Provided records below:

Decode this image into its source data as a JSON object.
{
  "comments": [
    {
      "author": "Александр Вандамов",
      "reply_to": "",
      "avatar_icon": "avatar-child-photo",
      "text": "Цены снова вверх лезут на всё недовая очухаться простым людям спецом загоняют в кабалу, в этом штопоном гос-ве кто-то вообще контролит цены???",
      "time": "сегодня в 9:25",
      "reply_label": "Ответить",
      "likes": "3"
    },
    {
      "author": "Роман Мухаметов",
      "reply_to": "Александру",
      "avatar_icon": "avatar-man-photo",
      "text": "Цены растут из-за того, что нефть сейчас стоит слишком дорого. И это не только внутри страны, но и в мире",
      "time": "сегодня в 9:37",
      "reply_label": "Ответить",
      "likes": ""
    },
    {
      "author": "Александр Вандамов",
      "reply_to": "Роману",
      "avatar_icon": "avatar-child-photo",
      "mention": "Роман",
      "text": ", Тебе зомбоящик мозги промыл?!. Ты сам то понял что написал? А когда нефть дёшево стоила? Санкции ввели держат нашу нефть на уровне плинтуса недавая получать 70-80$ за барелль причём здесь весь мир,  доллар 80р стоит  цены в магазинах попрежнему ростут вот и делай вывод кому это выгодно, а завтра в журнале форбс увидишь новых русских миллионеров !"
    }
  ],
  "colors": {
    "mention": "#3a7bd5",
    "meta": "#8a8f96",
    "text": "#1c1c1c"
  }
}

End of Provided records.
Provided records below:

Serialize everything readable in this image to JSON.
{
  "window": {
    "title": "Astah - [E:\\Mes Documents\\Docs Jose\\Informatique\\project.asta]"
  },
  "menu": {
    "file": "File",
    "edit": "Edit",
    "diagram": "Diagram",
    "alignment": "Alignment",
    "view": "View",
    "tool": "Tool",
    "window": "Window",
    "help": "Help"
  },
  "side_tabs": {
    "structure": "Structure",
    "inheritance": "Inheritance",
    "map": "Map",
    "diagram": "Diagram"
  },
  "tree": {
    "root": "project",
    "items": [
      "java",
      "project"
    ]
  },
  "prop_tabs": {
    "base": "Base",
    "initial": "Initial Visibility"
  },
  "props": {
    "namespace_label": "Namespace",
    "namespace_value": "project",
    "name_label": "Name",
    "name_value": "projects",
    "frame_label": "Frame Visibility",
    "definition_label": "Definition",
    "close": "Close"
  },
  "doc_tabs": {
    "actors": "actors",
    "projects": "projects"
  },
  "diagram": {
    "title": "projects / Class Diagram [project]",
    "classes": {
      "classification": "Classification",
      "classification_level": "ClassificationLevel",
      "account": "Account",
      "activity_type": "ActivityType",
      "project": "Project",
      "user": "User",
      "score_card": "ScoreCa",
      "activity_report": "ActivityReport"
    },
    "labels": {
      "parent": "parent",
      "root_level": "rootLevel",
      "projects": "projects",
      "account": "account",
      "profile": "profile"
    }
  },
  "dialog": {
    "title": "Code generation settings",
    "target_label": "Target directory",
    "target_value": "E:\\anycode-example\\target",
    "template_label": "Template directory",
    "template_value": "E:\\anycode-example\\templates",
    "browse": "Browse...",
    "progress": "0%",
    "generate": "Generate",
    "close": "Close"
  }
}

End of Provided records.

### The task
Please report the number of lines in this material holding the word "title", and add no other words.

### Solution
3